Web Development

Updated Apr 5th, 2022

Parallax isn’t supposed to work on mobile yet I see it all the time on my phone (pixel). It may be that it is not supported across all devices. The WordPress cover block approach does not work on iOS.

I consider this a task I should now how to do. Even if it is not well supported, maybe a good idea to practice gracefully degradation.

Multiple Implementations

As usual there are a few approaches. Also Vanilla JS versus React.

The WordPress Cover Block Approach

For example, I know the WP cover block has a “media setting” option to toggle a “fixed background.”

The implementation seems to be the image rendered as a background-image with a “.has-parallax” class added to the “wp-block-cover” class with a CSS property of background-attachment set to fixed, (mdn link here). From MDN, “The background is fixed relative to the viewport. Even if an element has a scrolling mechanism, the background doesn’t move with the element.” This has partial support for safari and safari on iOS.

What Does Work for Apple Devices?

Forum post here about the lack of Safari support and consideration for just ripping it out. Chris Coyier has something on it here.

Warning About Accessibility and Motion Sensitivity


Here is an article that explains it’s also computationally expensive (onScroll) and can be glitchy.

DesignCourse Approach

“DesignCourse” video Here

Transform: translate3d(0, 50px, 0)

Console log window.pageOffset to see scroll values

Vanilla JS

“DesignCourse” had a video (here) where there was a camping SVG.

Closure: Web Dev & More Approach

Video here.

A great way to bring life to your website. People think websites with parallax scrolling make websites look more professional. Can do vertical and horizontal.

Abstract backgrounds (pages with random abstract shapes behind them) work great for parallax.

Accomplished by having items scroll at a different speed or direction.

Sonic the hedgehog game is an example.

In this example he makes the background scroll slower than the foreground. This can be a tree of using the translateY CSS property.

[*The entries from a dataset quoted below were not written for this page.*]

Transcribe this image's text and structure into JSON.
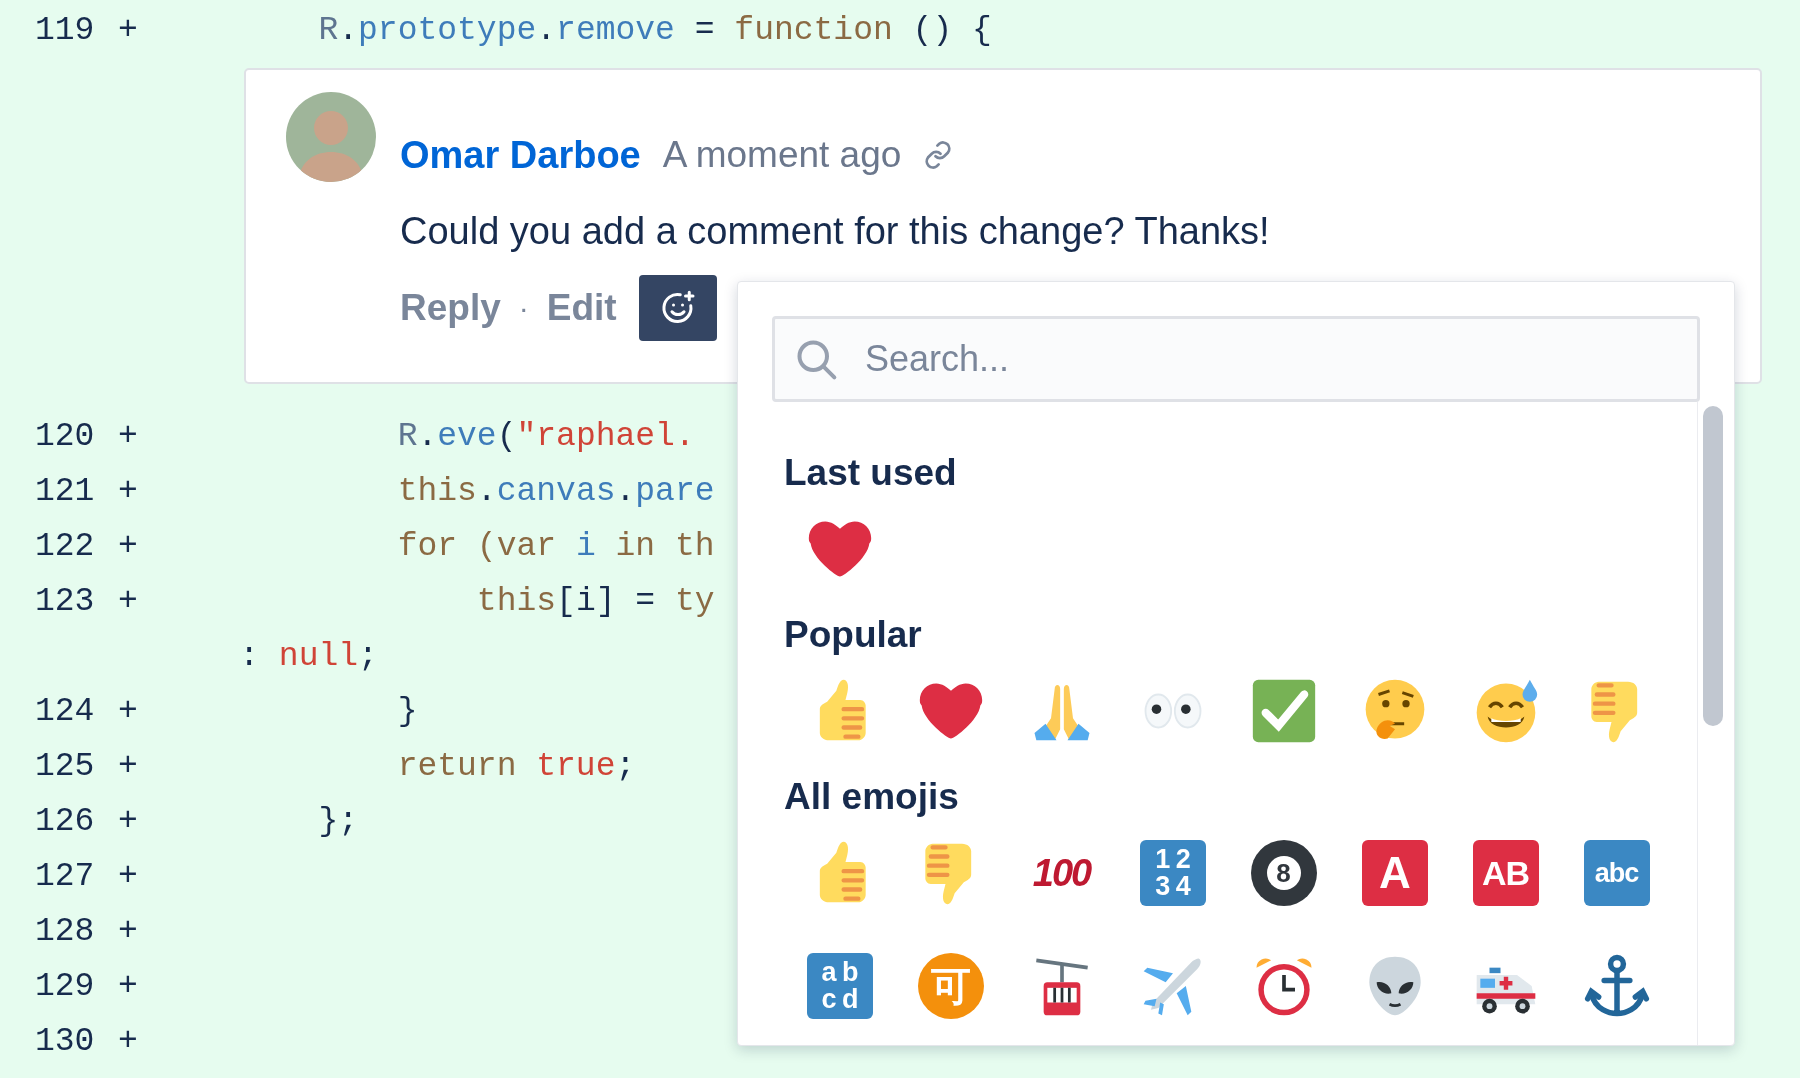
{
  "diff_lines": [
    {
      "kind": "code",
      "number": "119",
      "marker": "+",
      "tokens": [
        {
          "kind": "object",
          "text": "        R"
        },
        {
          "kind": "plain",
          "text": "."
        },
        {
          "kind": "property",
          "text": "prototype"
        },
        {
          "kind": "plain",
          "text": "."
        },
        {
          "kind": "property",
          "text": "remove"
        },
        {
          "kind": "plain",
          "text": " = "
        },
        {
          "kind": "keyword",
          "text": "function"
        },
        {
          "kind": "plain",
          "text": " () {"
        }
      ]
    },
    {
      "kind": "comment",
      "author": "Omar Darboe",
      "time": "A moment ago",
      "body": "Could you add a comment for this change? Thanks!",
      "actions": [
        "Reply",
        "Edit"
      ],
      "separator": "·",
      "reaction_picker_open": true
    },
    {
      "kind": "code",
      "number": "120",
      "marker": "+",
      "tokens": [
        {
          "kind": "object",
          "text": "            R"
        },
        {
          "kind": "plain",
          "text": "."
        },
        {
          "kind": "property",
          "text": "eve"
        },
        {
          "kind": "plain",
          "text": "("
        },
        {
          "kind": "string",
          "text": "\"raphael."
        }
      ]
    },
    {
      "kind": "code",
      "number": "121",
      "marker": "+",
      "tokens": [
        {
          "kind": "keyword",
          "text": "            this"
        },
        {
          "kind": "plain",
          "text": "."
        },
        {
          "kind": "property",
          "text": "canvas"
        },
        {
          "kind": "plain",
          "text": "."
        },
        {
          "kind": "property",
          "text": "pare"
        }
      ]
    },
    {
      "kind": "code",
      "number": "122",
      "marker": "+",
      "tokens": [
        {
          "kind": "keyword",
          "text": "            for"
        },
        {
          "kind": "keyword",
          "text": " (var "
        },
        {
          "kind": "property",
          "text": "i"
        },
        {
          "kind": "keyword",
          "text": " in th"
        }
      ]
    },
    {
      "kind": "code",
      "number": "123",
      "marker": "+",
      "tokens": [
        {
          "kind": "keyword",
          "text": "                this"
        },
        {
          "kind": "plain",
          "text": "[i] = "
        },
        {
          "kind": "keyword",
          "text": "ty"
        }
      ]
    },
    {
      "kind": "code",
      "tokens": [
        {
          "kind": "plain",
          "text": "    : "
        },
        {
          "kind": "string",
          "text": "null"
        },
        {
          "kind": "plain",
          "text": ";"
        }
      ]
    },
    {
      "kind": "code",
      "number": "124",
      "marker": "+",
      "tokens": [
        {
          "kind": "plain",
          "text": "            }"
        }
      ]
    },
    {
      "kind": "code",
      "number": "125",
      "marker": "+",
      "tokens": [
        {
          "kind": "keyword",
          "text": "            return "
        },
        {
          "kind": "string",
          "text": "true"
        },
        {
          "kind": "plain",
          "text": ";"
        }
      ]
    },
    {
      "kind": "code",
      "number": "126",
      "marker": "+",
      "tokens": [
        {
          "kind": "plain",
          "text": "        };"
        }
      ]
    },
    {
      "kind": "code",
      "number": "127",
      "marker": "+"
    },
    {
      "kind": "code",
      "number": "128",
      "marker": "+"
    },
    {
      "kind": "code",
      "number": "129",
      "marker": "+"
    },
    {
      "kind": "code",
      "number": "130",
      "marker": "+"
    }
  ],
  "emoji_picker": {
    "search": {
      "placeholder": "Search..."
    },
    "sections": [
      {
        "heading": "Last used",
        "rows": [
          [
            {
              "kind": "heart"
            }
          ]
        ]
      },
      {
        "heading": "Popular",
        "rows": [
          [
            {
              "kind": "thumbs-up"
            },
            {
              "kind": "heart"
            },
            {
              "kind": "pray"
            },
            {
              "kind": "eyes"
            },
            {
              "kind": "check"
            },
            {
              "kind": "thinking"
            },
            {
              "kind": "sweat-smile"
            },
            {
              "kind": "thumbs-down"
            }
          ]
        ]
      },
      {
        "heading": "All emojis",
        "rows": [
          [
            {
              "kind": "thumbs-up"
            },
            {
              "kind": "thumbs-down"
            },
            {
              "kind": "hundred",
              "lines": [
                "100"
              ]
            },
            {
              "kind": "tile",
              "color": "#3b88c3",
              "lines": [
                "1 2",
                "3 4"
              ]
            },
            {
              "kind": "ball",
              "lines": [
                "8"
              ]
            },
            {
              "kind": "tile",
              "color": "#dd2e44",
              "lines": [
                "A"
              ]
            },
            {
              "kind": "tile",
              "color": "#dd2e44",
              "lines": [
                "AB"
              ]
            },
            {
              "kind": "tile",
              "color": "#3b88c3",
              "lines": [
                "abc"
              ]
            }
          ],
          [
            {
              "kind": "tile",
              "color": "#3b88c3",
              "lines": [
                "a b",
                "c d"
              ]
            },
            {
              "kind": "badge",
              "lines": [
                "可"
              ]
            },
            {
              "kind": "gondola"
            },
            {
              "kind": "airplane"
            },
            {
              "kind": "alarm-clock"
            },
            {
              "kind": "alien"
            },
            {
              "kind": "ambulance"
            },
            {
              "kind": "anchor"
            }
          ]
        ]
      }
    ]
  }
}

But we need to know how much the user has scrolled the page and we need to store this data with useState.

Get the value to store and update by adding an event listener inside a useEffect hook with empty dependency array.

We get the value with window.pageYOffset And do this inside of a handle scroll function triggered on the scroll event listener and we use a teardown function to remove the event listener when the component is unmounted.

The easiest way to affect the translate why property in the CSS is to add an inline style.

He wants to background to be 50% slower than the foreground. It also needs to be 50% higher than where it’s supposed to be.

He has a second parallel effect to some triangles in the corner

He has them stored as a separate image so you can easily do that. Copy and paste the same translate why to the triangles div And change the speed multiplier to 0.8 And note the higher the value the slower the parallax.

Values can be above one and negative.

One thing that wasn’t discussed here was how to throttle the scroll event listener function to save computer resources. Separate article for that, typically use throttle from Lodash. Also use Lodash for handling window resizing.

React / Next JS

Cand Dev Approach

Video here, (need 2X playback speed for this one).

Used “create-react-app” and “react-parallax” library, only 12k weekly. There’s another package called react-scroll-parallax 17k weekly.

Circle size and opacity over image changed on scroll. Also dynamic blue example and reverse direction example.

Started with create-react-app boilerplate.

Related Features

Animate on scroll, swipe-able carousel slider, infinite scroll, page transitions